(Updated from 2:21 p.m. ET)

U.S. Treasuries were weaker for the second consecutive day as more strong economic data led investors to start questioning how much further the

Federal Reserve will ease interest rates in order to boost the economy.

Lately, the 10-year benchmark Treasury note dropped 1 13/32 to 96 12/32, raising the yield, which moves inversely to price, to 5.484%. The 30-year Treasury bond, also known as the long bond, traded off 1 19/32 to 92 30/32, yielding 5.879%. On the short end of the market, the two-year note lost 8/32 to 99 13/32, yielding 4.318%. The shorter-term maturities react most dramatically to expectations of Fed easing, while longer-dated securities are usually a good proxy of inflation and the direction that the economy will take.

The

fed funds futures contract for May is currently pricing in about an 85% chance

Alan Greenspan and friends will slash interest rates by another 50 basis points, down from a 93% chance yesterday.

"Twenty-five basis points is probably more logical at this point, and that's what got the market spooked," said Bill Kirby, co-head of government trading at

Prudential Securities

.

The Fed has already cut rates four times since January, from 6.5% to the current 4.5% level. If the Fed is convinced the economy is getting back on track, it may have less reason to cut rates by 50 basis points at next week's meeting. This morning's consumer confidence figures, which mostly have been on a steady decline since September, rose to 92.6 from 88.4 in April. Consumers are certainly opening their wallets.

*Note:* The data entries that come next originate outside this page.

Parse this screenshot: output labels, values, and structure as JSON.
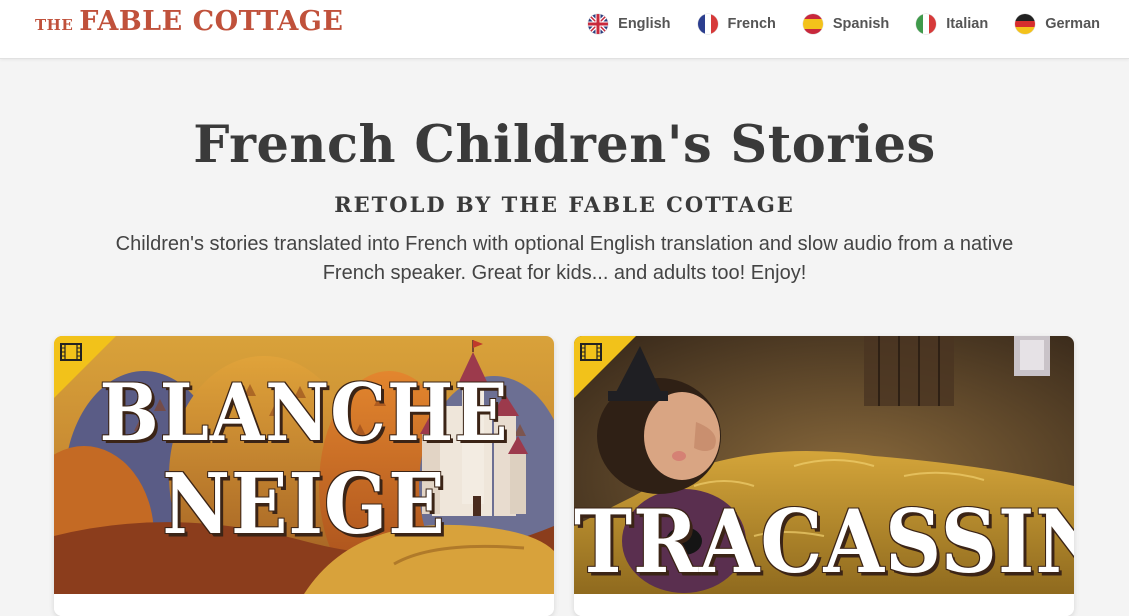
{
  "header": {
    "logo_prefix": "THE",
    "logo_main": "FABLE COTTAGE",
    "brand_color": "#c0513b",
    "languages": [
      {
        "label": "English",
        "icon": "uk-flag-icon"
      },
      {
        "label": "French",
        "icon": "france-flag-icon"
      },
      {
        "label": "Spanish",
        "icon": "spain-flag-icon"
      },
      {
        "label": "Italian",
        "icon": "italy-flag-icon"
      },
      {
        "label": "German",
        "icon": "germany-flag-icon"
      }
    ]
  },
  "hero": {
    "title": "French Children's Stories",
    "subtitle": "RETOLD BY THE FABLE COTTAGE",
    "description": "Children's stories translated into French with optional English translation and slow audio from a native French speaker. Great for kids... and adults too! Enjoy!"
  },
  "stories": [
    {
      "title_line1": "BLANCHE",
      "title_line2": "NEIGE",
      "badge_icon": "film-icon",
      "badge_color": "#f2c21a"
    },
    {
      "title_line1": "TRACASSIN",
      "badge_icon": "film-icon",
      "badge_color": "#f2c21a"
    }
  ]
}
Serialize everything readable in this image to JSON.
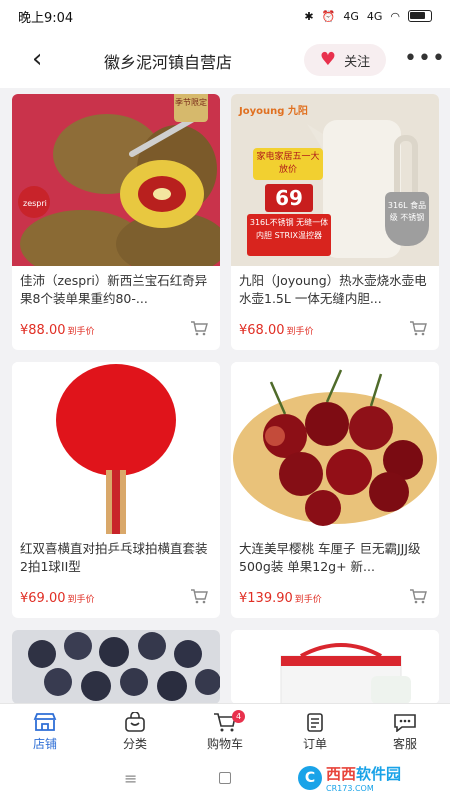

Retail sales for April, which were also out this morning, came in better than economists expected, gaining 0.8% for the month. Excluding automobiles, retail sales rose 0.7%, also ahead of economists' projections.

And

producer prices, which show growth in prices paid by manufacturers and helps gauge inflation, rose a bit more slowly than expected in April. The producer price index gained 0.3% in April, while economists expected an increase of 0.4%. Producer prices fell 0.1% in March. Excluding the volatile food and energy components, producer prices rose 0.2% in April, while only a 0.1% increase was expected.

Maryann Hurley, vice president of Treasuries at

D.A. Davidson

, said the consumer confidence figures were "very surprising," given the decline in the labor market. "Maybe the consumer has bottomed out in here, and could be on a rebound."

What this means is that inflation could creep into the picture, Hurley said, pointing to the weakness of the longer-dated maturities. Investors have less incentive to hold long bonds as prices move higher. "If the consumer is really rebounding there could be inflation going forward," Hurley said.

"I think the Fed is still more concerned about growth," Kirby said. "One number doesn't make or break, even though we're actually worse off than I thought. You'll see unemployment claims going back and forth. The Fed's easing will take time to work its way through and more needs to be done."